Ancient people were hunters and spent most of
their time outdoors. The seasons and weather played a very important part in
their lives. Because of this many ancient people had a great reverence for, and
even worshipped the sun. The Norsemen of Northern Europe saw the sun as a wheel
that changed the seasons. It was from the word for this wheel, houl,
that the word yule is thought to have come. At mid-winter the Norsemen lit
bonfires, told stories and drank sweet ale.
The ancient Romans also held a festival to
celebrate the rebirth of the year. Saturnalia ran for seven days from the 17th
of December. It was a time when the ordinary rules were turned upside down. Men
dressed as women and masters dressed as servants. The festival also involved
decorating houses with greenery, lighting candles, holding processions and
giving presents. Before Christianity came to the British Isles
the Winter Solstice was held on the shortest day of the year (21st December).
The Druids (Celtic priests) would cut the mistletoe that grew on the oak tree

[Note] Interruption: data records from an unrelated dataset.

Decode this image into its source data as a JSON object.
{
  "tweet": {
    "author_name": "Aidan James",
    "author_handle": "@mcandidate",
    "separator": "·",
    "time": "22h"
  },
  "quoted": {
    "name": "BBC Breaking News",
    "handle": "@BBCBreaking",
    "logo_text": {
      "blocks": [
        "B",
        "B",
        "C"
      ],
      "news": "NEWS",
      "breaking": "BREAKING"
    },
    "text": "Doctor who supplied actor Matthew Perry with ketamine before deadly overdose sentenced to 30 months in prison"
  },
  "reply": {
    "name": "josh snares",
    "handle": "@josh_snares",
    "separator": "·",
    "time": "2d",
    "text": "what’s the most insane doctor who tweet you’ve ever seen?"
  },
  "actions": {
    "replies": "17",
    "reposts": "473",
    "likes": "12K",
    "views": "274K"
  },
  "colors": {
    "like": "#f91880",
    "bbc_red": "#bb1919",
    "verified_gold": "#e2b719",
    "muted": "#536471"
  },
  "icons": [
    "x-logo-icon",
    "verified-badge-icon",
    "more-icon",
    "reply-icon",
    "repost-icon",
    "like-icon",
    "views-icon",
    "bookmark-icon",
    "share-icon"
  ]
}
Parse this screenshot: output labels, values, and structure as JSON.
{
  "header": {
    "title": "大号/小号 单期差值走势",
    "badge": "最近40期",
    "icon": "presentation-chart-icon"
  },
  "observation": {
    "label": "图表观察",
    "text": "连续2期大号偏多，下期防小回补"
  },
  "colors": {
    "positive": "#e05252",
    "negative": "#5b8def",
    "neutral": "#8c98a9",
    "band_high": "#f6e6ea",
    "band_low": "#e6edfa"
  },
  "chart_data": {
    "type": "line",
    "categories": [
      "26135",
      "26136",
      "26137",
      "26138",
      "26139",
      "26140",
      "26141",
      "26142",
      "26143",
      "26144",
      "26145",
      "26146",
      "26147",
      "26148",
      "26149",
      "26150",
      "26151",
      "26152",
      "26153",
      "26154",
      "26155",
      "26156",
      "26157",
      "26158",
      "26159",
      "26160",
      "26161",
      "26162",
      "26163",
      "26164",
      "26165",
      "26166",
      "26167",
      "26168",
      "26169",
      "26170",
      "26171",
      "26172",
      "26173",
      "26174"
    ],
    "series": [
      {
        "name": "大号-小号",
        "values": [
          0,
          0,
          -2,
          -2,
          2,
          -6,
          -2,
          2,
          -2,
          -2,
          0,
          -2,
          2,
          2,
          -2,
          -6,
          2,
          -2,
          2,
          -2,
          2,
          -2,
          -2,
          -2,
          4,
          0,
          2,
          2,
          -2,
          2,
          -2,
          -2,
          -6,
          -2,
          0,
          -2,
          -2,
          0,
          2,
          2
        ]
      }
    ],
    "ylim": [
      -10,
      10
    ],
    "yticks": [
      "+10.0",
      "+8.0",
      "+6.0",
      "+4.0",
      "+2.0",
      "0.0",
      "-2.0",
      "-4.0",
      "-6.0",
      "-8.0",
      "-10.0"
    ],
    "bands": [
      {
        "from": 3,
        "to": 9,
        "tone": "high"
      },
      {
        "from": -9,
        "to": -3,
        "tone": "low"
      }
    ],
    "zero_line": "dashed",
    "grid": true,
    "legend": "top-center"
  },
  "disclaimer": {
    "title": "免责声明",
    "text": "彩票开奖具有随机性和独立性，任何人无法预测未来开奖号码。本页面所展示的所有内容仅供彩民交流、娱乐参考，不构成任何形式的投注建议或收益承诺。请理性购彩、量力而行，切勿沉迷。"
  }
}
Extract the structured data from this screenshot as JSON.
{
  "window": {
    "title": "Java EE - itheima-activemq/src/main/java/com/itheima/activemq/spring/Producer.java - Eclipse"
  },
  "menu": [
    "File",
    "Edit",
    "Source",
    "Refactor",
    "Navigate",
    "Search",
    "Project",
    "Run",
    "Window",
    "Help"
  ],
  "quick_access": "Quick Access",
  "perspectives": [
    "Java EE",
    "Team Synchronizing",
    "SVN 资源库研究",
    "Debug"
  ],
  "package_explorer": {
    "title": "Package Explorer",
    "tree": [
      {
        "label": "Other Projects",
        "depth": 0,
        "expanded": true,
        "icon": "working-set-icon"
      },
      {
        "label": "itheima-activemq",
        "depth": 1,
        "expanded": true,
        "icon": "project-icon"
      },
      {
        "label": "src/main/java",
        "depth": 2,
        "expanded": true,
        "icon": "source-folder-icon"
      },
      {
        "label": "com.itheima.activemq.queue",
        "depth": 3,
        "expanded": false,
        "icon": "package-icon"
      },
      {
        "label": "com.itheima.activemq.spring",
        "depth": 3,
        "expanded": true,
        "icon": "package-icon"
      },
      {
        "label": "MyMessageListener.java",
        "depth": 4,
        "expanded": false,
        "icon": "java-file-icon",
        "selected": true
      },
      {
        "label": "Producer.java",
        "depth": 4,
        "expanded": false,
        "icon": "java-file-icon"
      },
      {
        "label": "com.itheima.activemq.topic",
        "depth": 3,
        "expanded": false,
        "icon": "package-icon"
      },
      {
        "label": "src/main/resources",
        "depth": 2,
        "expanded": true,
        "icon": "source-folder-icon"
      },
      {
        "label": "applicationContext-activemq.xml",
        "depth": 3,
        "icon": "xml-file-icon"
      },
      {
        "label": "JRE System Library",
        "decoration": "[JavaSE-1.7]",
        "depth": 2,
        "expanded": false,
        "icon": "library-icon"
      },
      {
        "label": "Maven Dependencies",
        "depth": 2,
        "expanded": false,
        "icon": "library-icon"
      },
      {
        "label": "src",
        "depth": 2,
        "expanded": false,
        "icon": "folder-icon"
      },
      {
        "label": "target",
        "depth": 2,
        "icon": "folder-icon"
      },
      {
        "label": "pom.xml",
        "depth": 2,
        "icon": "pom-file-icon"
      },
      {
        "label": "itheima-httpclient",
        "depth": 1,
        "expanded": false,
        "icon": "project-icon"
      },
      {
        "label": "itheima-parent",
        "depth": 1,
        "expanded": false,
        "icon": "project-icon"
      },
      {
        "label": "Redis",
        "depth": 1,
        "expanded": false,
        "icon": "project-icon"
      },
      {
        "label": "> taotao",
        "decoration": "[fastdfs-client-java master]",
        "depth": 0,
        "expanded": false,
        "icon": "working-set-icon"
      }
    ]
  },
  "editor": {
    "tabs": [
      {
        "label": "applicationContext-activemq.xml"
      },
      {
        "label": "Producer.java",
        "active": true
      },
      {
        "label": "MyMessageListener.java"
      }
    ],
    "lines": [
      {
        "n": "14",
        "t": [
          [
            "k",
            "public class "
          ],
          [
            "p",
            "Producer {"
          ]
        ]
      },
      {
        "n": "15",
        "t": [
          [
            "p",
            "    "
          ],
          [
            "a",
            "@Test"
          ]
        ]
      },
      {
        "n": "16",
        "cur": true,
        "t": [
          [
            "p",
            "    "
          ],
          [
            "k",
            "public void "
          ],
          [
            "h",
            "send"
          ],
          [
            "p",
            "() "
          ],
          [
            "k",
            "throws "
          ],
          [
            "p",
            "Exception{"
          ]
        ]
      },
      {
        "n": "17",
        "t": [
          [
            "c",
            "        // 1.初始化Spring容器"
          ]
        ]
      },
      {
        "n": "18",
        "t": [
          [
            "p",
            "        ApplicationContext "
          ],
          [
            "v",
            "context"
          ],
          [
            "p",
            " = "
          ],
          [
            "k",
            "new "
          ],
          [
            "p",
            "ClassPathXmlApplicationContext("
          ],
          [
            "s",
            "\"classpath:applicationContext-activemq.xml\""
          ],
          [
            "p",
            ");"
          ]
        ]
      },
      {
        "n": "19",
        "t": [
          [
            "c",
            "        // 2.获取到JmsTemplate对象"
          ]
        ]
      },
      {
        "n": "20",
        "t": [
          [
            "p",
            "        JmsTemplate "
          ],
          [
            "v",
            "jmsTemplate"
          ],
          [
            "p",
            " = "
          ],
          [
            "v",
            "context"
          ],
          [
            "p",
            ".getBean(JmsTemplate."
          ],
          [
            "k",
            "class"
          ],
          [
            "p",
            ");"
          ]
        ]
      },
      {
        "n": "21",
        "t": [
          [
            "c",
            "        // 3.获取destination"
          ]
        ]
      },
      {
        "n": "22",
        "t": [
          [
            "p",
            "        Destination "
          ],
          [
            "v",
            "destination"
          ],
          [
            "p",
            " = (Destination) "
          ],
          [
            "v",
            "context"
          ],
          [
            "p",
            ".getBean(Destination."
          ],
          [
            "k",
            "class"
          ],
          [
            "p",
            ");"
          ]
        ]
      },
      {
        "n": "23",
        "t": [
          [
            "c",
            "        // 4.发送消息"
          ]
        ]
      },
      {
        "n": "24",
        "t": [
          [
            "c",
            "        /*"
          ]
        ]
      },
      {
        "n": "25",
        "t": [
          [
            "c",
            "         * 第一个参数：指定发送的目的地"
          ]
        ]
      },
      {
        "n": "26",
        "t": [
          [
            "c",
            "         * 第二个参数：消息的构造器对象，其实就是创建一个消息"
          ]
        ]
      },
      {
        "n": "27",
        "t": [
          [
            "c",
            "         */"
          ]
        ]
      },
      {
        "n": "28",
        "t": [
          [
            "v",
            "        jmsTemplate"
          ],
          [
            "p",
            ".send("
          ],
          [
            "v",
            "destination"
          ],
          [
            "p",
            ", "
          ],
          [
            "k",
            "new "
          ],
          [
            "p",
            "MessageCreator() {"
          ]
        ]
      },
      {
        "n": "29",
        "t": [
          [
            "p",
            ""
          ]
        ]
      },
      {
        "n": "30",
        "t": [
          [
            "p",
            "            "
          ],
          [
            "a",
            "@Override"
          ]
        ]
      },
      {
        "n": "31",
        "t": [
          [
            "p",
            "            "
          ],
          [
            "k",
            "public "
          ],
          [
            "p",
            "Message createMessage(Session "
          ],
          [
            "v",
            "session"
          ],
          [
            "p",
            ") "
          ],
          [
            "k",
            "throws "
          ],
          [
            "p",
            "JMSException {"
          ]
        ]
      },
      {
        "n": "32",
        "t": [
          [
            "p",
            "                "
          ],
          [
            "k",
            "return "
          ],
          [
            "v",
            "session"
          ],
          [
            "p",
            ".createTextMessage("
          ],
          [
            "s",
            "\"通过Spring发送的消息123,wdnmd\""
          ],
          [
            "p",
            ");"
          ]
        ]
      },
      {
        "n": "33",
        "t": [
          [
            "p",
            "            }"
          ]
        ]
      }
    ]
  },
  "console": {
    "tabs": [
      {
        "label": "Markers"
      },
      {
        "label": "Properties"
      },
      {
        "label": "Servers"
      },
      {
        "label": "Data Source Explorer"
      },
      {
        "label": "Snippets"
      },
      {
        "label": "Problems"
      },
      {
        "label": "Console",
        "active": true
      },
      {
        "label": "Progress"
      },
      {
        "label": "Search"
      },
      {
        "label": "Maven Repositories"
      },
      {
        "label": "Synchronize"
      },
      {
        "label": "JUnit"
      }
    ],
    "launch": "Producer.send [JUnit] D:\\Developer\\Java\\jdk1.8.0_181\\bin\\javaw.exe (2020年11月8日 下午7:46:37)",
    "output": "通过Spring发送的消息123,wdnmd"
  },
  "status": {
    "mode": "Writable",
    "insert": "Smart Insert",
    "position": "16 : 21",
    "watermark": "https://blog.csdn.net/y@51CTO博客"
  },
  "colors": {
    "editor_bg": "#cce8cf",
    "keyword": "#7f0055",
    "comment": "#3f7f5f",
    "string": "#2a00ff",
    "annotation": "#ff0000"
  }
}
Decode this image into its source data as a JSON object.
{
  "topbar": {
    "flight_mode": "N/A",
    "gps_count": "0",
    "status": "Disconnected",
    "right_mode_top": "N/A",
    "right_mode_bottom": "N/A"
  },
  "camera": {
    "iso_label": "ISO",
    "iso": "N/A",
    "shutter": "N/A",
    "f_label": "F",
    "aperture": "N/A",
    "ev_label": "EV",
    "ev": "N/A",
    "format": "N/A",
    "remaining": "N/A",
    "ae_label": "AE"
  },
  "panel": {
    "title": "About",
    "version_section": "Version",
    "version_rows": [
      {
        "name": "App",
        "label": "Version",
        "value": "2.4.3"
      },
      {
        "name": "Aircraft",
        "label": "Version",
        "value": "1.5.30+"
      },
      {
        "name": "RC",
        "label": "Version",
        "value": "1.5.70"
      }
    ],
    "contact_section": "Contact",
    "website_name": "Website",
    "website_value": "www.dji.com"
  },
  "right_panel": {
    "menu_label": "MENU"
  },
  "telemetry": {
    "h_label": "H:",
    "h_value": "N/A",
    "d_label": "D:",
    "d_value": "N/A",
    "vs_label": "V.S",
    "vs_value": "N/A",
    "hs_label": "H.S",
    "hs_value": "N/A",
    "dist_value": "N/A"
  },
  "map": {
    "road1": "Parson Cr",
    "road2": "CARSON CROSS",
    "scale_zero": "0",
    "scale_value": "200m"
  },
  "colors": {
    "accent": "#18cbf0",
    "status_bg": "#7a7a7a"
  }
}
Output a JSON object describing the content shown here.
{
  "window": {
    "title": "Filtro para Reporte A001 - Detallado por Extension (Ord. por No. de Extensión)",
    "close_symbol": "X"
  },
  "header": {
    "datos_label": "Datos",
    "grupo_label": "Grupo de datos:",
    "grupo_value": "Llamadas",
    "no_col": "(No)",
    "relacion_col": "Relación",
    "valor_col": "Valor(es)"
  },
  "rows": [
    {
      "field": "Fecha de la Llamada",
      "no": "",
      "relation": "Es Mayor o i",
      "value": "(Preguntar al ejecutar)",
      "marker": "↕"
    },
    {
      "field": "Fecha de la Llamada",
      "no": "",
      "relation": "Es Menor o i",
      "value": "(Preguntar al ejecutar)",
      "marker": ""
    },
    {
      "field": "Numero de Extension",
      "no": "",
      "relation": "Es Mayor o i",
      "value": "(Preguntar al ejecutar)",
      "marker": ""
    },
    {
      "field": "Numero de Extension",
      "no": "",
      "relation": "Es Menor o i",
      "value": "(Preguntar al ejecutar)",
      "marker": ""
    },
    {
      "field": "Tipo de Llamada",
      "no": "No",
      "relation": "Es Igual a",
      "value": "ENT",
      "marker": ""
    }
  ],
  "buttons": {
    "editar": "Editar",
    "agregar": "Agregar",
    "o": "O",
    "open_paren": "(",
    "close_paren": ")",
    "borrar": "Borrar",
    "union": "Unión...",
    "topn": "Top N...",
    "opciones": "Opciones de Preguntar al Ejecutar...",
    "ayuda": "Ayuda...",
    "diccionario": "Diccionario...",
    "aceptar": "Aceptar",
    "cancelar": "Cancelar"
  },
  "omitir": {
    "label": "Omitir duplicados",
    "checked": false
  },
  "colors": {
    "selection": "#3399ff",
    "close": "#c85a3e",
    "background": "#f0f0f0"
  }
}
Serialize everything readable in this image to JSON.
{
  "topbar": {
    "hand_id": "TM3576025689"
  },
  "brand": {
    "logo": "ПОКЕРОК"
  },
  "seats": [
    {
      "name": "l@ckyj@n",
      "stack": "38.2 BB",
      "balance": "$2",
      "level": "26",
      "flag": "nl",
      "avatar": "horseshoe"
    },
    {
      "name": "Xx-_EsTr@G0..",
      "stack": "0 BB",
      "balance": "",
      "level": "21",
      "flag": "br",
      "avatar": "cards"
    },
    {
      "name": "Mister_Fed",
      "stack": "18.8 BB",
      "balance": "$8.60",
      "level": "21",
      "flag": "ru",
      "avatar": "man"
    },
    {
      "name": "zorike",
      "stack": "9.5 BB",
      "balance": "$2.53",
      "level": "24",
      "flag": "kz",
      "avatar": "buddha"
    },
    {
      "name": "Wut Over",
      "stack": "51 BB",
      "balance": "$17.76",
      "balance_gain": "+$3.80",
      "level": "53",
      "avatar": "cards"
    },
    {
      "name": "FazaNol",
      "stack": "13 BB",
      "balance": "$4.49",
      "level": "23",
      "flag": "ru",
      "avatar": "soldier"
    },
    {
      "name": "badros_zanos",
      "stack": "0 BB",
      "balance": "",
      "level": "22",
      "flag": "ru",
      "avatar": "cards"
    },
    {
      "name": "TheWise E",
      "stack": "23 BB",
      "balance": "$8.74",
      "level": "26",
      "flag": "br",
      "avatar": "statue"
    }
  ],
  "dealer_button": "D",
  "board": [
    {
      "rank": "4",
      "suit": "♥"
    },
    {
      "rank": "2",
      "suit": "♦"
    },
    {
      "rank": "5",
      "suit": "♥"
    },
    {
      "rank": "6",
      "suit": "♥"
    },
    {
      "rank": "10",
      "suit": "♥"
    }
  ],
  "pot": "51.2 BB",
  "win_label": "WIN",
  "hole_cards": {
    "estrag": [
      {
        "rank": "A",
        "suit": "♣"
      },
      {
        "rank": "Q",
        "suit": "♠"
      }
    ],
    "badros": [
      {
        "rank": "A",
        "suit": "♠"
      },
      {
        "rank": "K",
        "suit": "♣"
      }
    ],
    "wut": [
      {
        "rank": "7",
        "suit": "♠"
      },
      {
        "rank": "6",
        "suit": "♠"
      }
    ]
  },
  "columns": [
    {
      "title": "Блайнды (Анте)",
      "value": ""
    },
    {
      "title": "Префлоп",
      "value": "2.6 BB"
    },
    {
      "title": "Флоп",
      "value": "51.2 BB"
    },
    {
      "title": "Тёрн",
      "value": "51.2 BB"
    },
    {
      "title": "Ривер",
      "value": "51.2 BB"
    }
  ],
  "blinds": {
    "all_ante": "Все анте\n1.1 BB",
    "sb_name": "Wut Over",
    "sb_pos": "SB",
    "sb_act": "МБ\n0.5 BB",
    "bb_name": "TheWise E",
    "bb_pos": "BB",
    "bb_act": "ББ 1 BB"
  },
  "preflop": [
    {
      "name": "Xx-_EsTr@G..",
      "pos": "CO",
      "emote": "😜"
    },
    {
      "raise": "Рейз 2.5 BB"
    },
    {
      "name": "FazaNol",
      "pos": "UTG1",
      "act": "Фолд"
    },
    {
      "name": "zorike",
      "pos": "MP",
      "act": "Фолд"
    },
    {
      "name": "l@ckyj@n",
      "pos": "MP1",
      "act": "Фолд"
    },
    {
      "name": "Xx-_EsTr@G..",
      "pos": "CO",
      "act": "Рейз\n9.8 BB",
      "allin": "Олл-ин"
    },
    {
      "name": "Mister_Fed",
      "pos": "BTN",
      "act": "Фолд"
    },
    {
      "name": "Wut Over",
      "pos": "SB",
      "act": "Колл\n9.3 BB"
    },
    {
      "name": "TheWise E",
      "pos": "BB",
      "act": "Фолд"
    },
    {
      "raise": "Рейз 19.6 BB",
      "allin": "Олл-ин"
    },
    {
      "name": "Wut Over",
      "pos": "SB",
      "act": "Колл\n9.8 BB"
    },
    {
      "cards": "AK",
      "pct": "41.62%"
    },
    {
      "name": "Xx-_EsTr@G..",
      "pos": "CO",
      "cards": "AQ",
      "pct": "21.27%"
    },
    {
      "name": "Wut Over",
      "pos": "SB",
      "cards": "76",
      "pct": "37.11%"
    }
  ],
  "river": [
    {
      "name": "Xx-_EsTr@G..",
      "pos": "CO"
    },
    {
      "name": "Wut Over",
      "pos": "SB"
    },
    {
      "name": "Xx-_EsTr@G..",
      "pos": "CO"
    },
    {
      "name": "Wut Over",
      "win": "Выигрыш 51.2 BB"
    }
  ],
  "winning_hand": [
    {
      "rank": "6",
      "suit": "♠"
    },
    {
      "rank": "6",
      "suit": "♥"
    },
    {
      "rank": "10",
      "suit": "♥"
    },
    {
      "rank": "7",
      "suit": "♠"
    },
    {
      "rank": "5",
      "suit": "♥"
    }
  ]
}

and give it as a blessing. Oaks were seen as sacred and the winter fruit of the
mistletoe was a symbol of life in the dark winter months.
It was also the Druids who began the tradition
of the yule log. The Celts thought that the sun stood still for twelve days in
the middle of winter and during this time a log was lit to conquer the darkness,
banish evil spirits and bring luck for the coming year. Many of these customs are still followed today.
They have been incorporated into the Christian and secular celebrations of